One little caveat to what you just said that you brought up in one of our conversations that I think is important to end on is also knowing that sometimes when we do find those voices that are underrepresented in history, when we search for those voices and we can't find any of those voices, there's a reason for that. That either one, there really was never the opportunity for those who were not privileged to be part of whatever that is in history. Or two, if they were, it's now so buried in history that we can no longer find it. And those are two points of important discussion with students that if we can't find somebody to represent another point of view within this system of oppression that we're studying, that means something big to also understand.

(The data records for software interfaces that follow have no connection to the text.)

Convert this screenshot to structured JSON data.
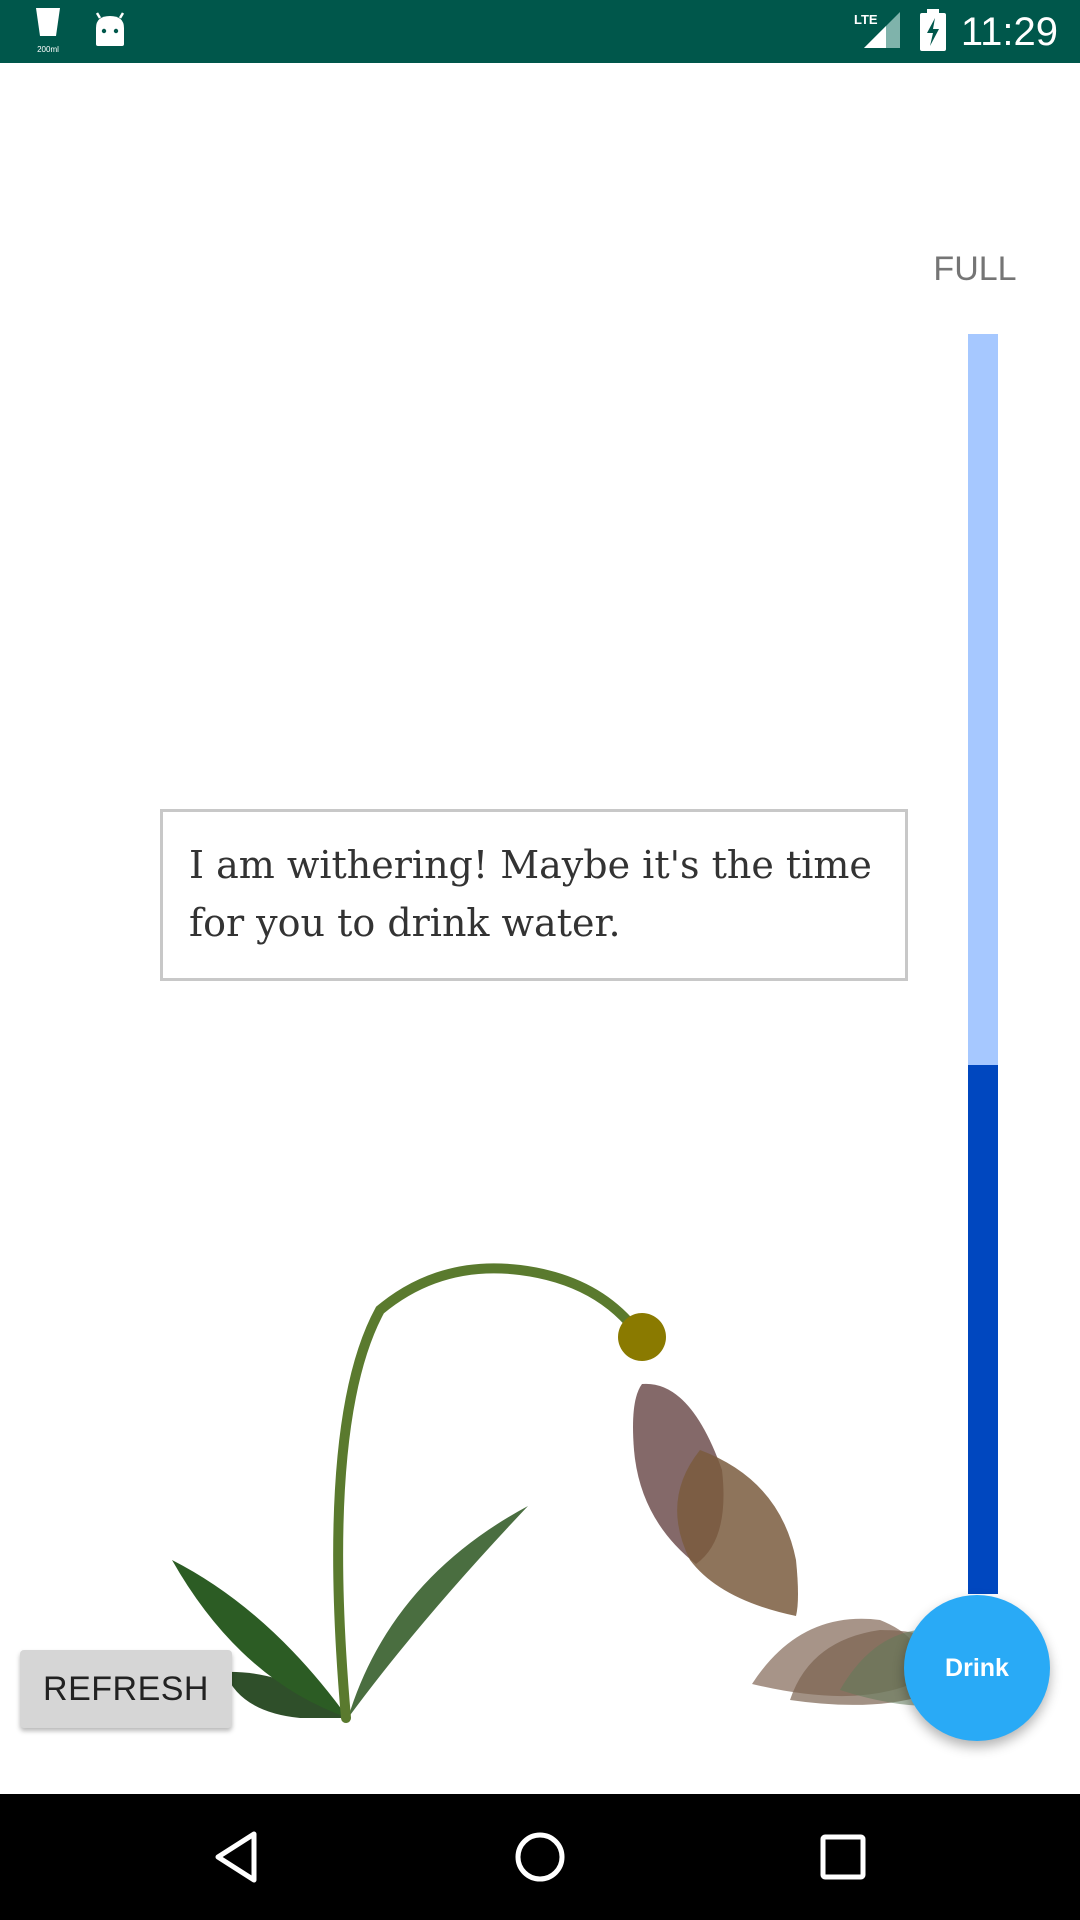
{
  "status_bar": {
    "time": "11:29",
    "cup_label": "200ml",
    "network": "LTE",
    "background_color": "#00574b",
    "icons": [
      "cup-icon",
      "android-icon",
      "lte-signal-icon",
      "battery-charging-icon"
    ]
  },
  "water_level": {
    "label": "FULL",
    "fraction": 0.42,
    "track_color": "#a6c8ff",
    "fill_color": "#0047bf"
  },
  "message": {
    "text": "I am withering! Maybe it's the time for you to drink water."
  },
  "buttons": {
    "refresh_label": "REFRESH",
    "drink_label": "Drink",
    "drink_color": "#29aaf6"
  },
  "navigation": {
    "icons": [
      "back-icon",
      "home-icon",
      "recents-icon"
    ]
  }
}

Maria Campanario:

Exactly. Exactly. Were they not allowed access? Were they never given the privilege?

Patty McGee:

Yeah. OK, so just to wrap up our conversation here, I just think it was such an important conversation to have. We really wanted to focus on gender and intersectional teaching. And we began with the World Health Organization definition of gender so that we can see it in a more expansive way, right. And we also named the places that messaging comes through, we named three places that the messaging around gender comes through in schools. And then we offered up one process or one kind of strategy for really bringing in voices to create that intersectional teaching opportunity of: consider whose voices are not being represented, search for those voices, and then share their stories.

Maria Campanario:

Exactly.

Kevin Carlson:

Thank you, Maria Campanario. Thank you, Patty McGee. And thank you for listening to Teachers Talk Shop.

You can learn more at our web site: TeachersTalkShop.com.

For Benchmark Education, I'm Kevin Carlson.